Problem requirements >> Please return all of the material exactly, with no line missing.

Records for this exercise >>
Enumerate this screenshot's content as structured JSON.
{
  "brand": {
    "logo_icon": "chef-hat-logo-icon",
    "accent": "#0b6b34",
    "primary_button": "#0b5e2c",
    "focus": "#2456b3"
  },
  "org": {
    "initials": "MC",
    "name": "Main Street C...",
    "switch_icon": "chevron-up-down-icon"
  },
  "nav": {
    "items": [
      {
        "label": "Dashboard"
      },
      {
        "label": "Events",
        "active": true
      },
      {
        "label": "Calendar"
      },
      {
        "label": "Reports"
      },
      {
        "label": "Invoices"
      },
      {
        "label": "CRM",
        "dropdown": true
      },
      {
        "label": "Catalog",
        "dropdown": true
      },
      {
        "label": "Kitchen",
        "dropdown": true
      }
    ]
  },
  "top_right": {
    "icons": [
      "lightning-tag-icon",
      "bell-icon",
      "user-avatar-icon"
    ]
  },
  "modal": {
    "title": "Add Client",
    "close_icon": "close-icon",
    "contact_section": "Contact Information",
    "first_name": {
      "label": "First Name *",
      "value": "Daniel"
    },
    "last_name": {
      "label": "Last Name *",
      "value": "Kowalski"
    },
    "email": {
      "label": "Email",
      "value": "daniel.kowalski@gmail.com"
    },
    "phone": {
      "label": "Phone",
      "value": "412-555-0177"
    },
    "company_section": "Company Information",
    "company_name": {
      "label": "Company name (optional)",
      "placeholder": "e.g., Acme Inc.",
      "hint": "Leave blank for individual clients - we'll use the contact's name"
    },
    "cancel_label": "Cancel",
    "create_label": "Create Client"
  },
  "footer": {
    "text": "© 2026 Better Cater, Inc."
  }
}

Task response >>
Enumerate this screenshot's content as structured JSON.
{
  "brand": {
    "logo_icon": "chef-hat-logo-icon",
    "accent": "#0b6b34",
    "primary_button": "#0b5e2c",
    "focus": "#2456b3"
  },
  "org": {
    "initials": "MC",
    "name": "Main Street C...",
    "switch_icon": "chevron-up-down-icon"
  },
  "nav": {
    "items": [
      {
        "label": "Dashboard"
      },
      {
        "label": "Events",
        "active": true
      },
      {
        "label": "Calendar"
      },
      {
        "label": "Reports"
      },
      {
        "label": "Invoices"
      },
      {
        "label": "CRM",
        "dropdown": true
      },
      {
        "label": "Catalog",
        "dropdown": true
      },
      {
        "label": "Kitchen",
        "dropdown": true
      }
    ]
  },
  "top_right": {
    "icons": [
      "lightning-tag-icon",
      "bell-icon",
      "user-avatar-icon"
    ]
  },
  "modal": {
    "title": "Add Client",
    "close_icon": "close-icon",
    "contact_section": "Contact Information",
    "first_name": {
      "label": "First Name *",
      "value": "Daniel"
    },
    "last_name": {
      "label": "Last Name *",
      "value": "Kowalski"
    },
    "email": {
      "label": "Email",
      "value": "daniel.kowalski@gmail.com"
    },
    "phone": {
      "label": "Phone",
      "value": "412-555-0177"
    },
    "company_section": "Company Information",
    "company_name": {
      "label": "Company name (optional)",
      "placeholder": "e.g., Acme Inc.",
      "hint": "Leave blank for individual clients - we'll use the contact's name"
    },
    "cancel_label": "Cancel",
    "create_label": "Create Client"
  },
  "footer": {
    "text": "© 2026 Better Cater, Inc."
  }
}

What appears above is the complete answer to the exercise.